“Federal employees and their families across New Mexico are being hit especially hard by President Trump’s reckless and unnecessary shutdown,” said Senator Heinrich. “This bill would help alleviate financial stress and protect federal workers in New Mexico impacted by the shutdown. I will continue urging Senate Republicans and the president to pass our bipartisan proposal to reopen the government immediately.”

The bill addresses the real threat of federal workers losing their homes, falling behind on student loans and other bills, having their car repossessed, or losing their health insurance because they have been furloughed during a shutdown or required to work without pay.

Modeled after the Service members Relief Act, the legislation will prohibit landlords and creditors from taking action against federal workers or contractors who are hurt by the government shutdown and unable to pay rent or repay loans. The bill would also empower federal workers to sue creditors or landlords that violate this protection.
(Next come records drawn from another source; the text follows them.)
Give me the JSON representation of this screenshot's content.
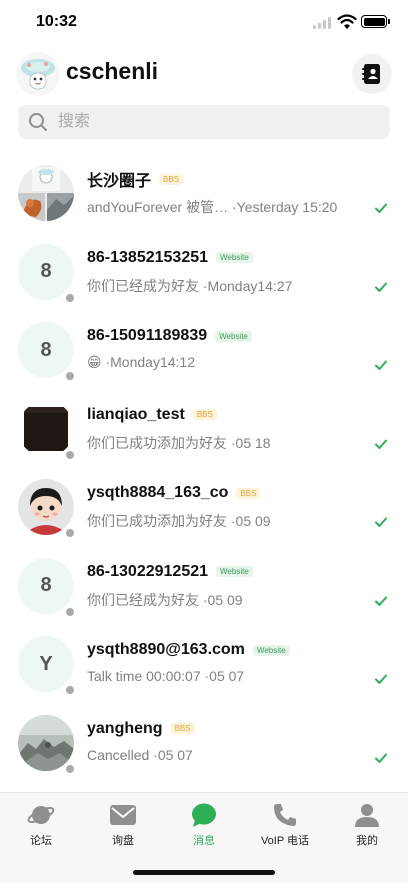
{
  "status_bar": {
    "time": "10:32"
  },
  "header": {
    "username": "cschenli",
    "contacts_icon": "contact-book-icon"
  },
  "search": {
    "placeholder": "搜索",
    "icon": "search-icon"
  },
  "conversations": [
    {
      "name": "长沙圈子",
      "badge": "BBS",
      "preview": "andYouForever 被管… ·Yesterday 15:20",
      "avatar": "group-collage",
      "status": "delivered"
    },
    {
      "name": "86-13852153251",
      "badge": "Website",
      "preview": "你们已经成为好友 ·Monday14:27",
      "avatar": "8",
      "status": "delivered"
    },
    {
      "name": "86-15091189839",
      "badge": "Website",
      "preview": "😁 ·Monday14:12",
      "avatar": "8",
      "status": "delivered"
    },
    {
      "name": "lianqiao_test",
      "badge": "BBS",
      "preview": "你们已成功添加为好友 ·05 18",
      "avatar": "dark-photo",
      "status": "delivered"
    },
    {
      "name": "ysqth8884_163_co",
      "badge": "BBS",
      "preview": "你们已成功添加为好友 ·05 09",
      "avatar": "cartoon-girl",
      "status": "delivered"
    },
    {
      "name": "86-13022912521",
      "badge": "Website",
      "preview": "你们已经成为好友 ·05 09",
      "avatar": "8",
      "status": "delivered"
    },
    {
      "name": "ysqth8890@163.com",
      "badge": "Website",
      "preview": "Talk time 00:00:07 ·05 07",
      "avatar": "Y",
      "status": "delivered"
    },
    {
      "name": "yangheng",
      "badge": "BBS",
      "preview": "Cancelled ·05 07",
      "avatar": "rock-photo",
      "status": "delivered"
    }
  ],
  "tabs": [
    {
      "label": "论坛",
      "icon": "planet-icon",
      "active": false
    },
    {
      "label": "询盘",
      "icon": "mail-icon",
      "active": false
    },
    {
      "label": "消息",
      "icon": "chat-bubble-icon",
      "active": true
    },
    {
      "label": "VoIP 电话",
      "icon": "phone-icon",
      "active": false
    },
    {
      "label": "我的",
      "icon": "person-icon",
      "active": false
    }
  ],
  "colors": {
    "accent": "#2eae55",
    "bbs_badge": "#e2a63a",
    "website_badge": "#3a9d5d",
    "muted_text": "#808080"
  }
}
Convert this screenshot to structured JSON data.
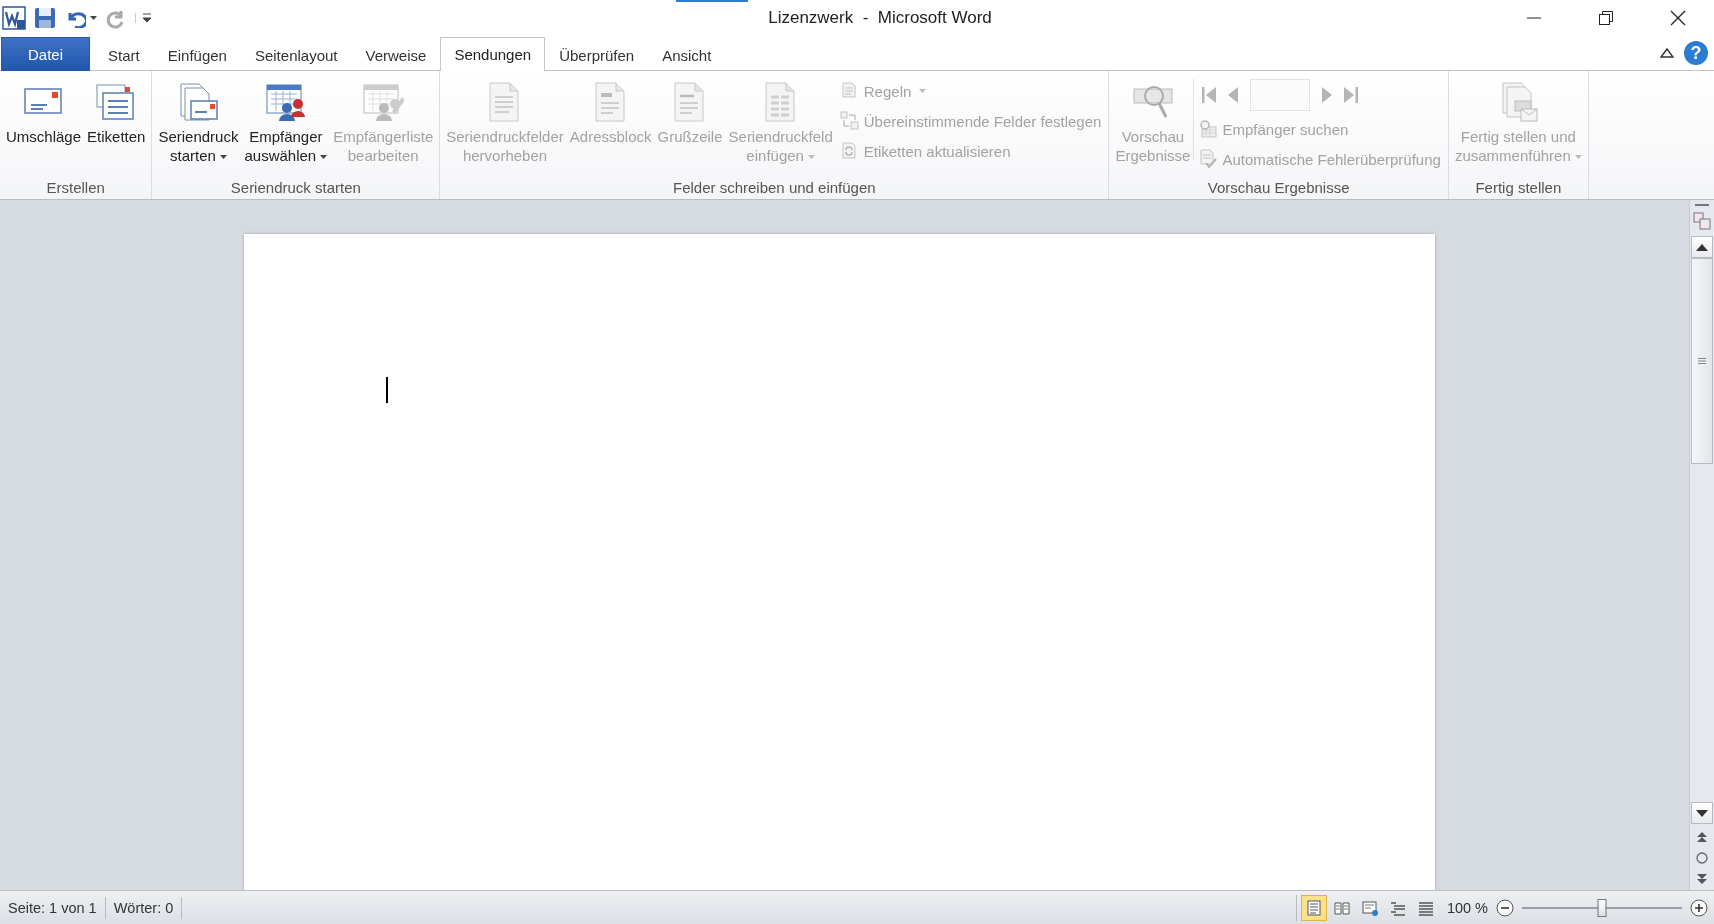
{
  "window": {
    "title": "Lizenzwerk  -  Microsoft Word",
    "help": "?"
  },
  "tabs": [
    {
      "label": "Datei",
      "kind": "file",
      "selected": false
    },
    {
      "label": "Start",
      "kind": "tab",
      "selected": false
    },
    {
      "label": "Einfügen",
      "kind": "tab",
      "selected": false
    },
    {
      "label": "Seitenlayout",
      "kind": "tab",
      "selected": false
    },
    {
      "label": "Verweise",
      "kind": "tab",
      "selected": false
    },
    {
      "label": "Sendungen",
      "kind": "tab",
      "selected": true
    },
    {
      "label": "Überprüfen",
      "kind": "tab",
      "selected": false
    },
    {
      "label": "Ansicht",
      "kind": "tab",
      "selected": false
    }
  ],
  "ribbon": {
    "groups": [
      {
        "label": "Erstellen",
        "items": [
          {
            "kind": "large",
            "lines": [
              "Umschläge"
            ],
            "disabled": false,
            "dropdown": false
          },
          {
            "kind": "large",
            "lines": [
              "Etiketten"
            ],
            "disabled": false,
            "dropdown": false
          }
        ]
      },
      {
        "label": "Seriendruck starten",
        "items": [
          {
            "kind": "large",
            "lines": [
              "Seriendruck",
              "starten"
            ],
            "disabled": false,
            "dropdown": true
          },
          {
            "kind": "large",
            "lines": [
              "Empfänger",
              "auswählen"
            ],
            "disabled": false,
            "dropdown": true
          },
          {
            "kind": "large",
            "lines": [
              "Empfängerliste",
              "bearbeiten"
            ],
            "disabled": true,
            "dropdown": false
          }
        ]
      },
      {
        "label": "Felder schreiben und einfügen",
        "items": [
          {
            "kind": "large",
            "lines": [
              "Seriendruckfelder",
              "hervorheben"
            ],
            "disabled": true,
            "dropdown": false
          },
          {
            "kind": "large",
            "lines": [
              "Adressblock"
            ],
            "disabled": true,
            "dropdown": false
          },
          {
            "kind": "large",
            "lines": [
              "Grußzeile"
            ],
            "disabled": true,
            "dropdown": false
          },
          {
            "kind": "large",
            "lines": [
              "Seriendruckfeld",
              "einfügen"
            ],
            "disabled": true,
            "dropdown": true
          },
          {
            "kind": "column",
            "items": [
              {
                "kind": "small",
                "label": "Regeln",
                "disabled": true,
                "dropdown": true
              },
              {
                "kind": "small",
                "label": "Übereinstimmende Felder festlegen",
                "disabled": true,
                "dropdown": false
              },
              {
                "kind": "small",
                "label": "Etiketten aktualisieren",
                "disabled": true,
                "dropdown": false
              }
            ]
          }
        ]
      },
      {
        "label": "Vorschau Ergebnisse",
        "items": [
          {
            "kind": "large",
            "lines": [
              "Vorschau",
              "Ergebnisse"
            ],
            "disabled": true,
            "dropdown": false
          },
          {
            "kind": "column",
            "items": [
              {
                "kind": "nav",
                "disabled": true
              },
              {
                "kind": "small",
                "label": "Empfänger suchen",
                "disabled": true,
                "dropdown": false
              },
              {
                "kind": "small",
                "label": "Automatische Fehlerüberprüfung",
                "disabled": true,
                "dropdown": false
              }
            ]
          }
        ]
      },
      {
        "label": "Fertig stellen",
        "items": [
          {
            "kind": "large",
            "lines": [
              "Fertig stellen und",
              "zusammenführen"
            ],
            "disabled": true,
            "dropdown": true
          }
        ]
      }
    ]
  },
  "status_bar": {
    "page": "Seite: 1 von 1",
    "words": "Wörter: 0",
    "views": [
      {
        "selected": true
      },
      {
        "selected": false
      },
      {
        "selected": false
      },
      {
        "selected": false
      },
      {
        "selected": false
      }
    ],
    "zoom": "100 %",
    "zoom_slider": {
      "level": 0.5
    }
  }
}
The Federal Employee Civil Relief Act would safeguard workers impacted by a shutdown from the following:

Being evicted or foreclosed;

Having their car or other property repossessed;

Falling behind in student loan payments;

Falling behind in paying bills; or

Losing their insurance because of missed premiums.

The protection would last during and 30 days following a shutdown to give workers a chance to keep up with their bills.

By Martin Heinrich Press Office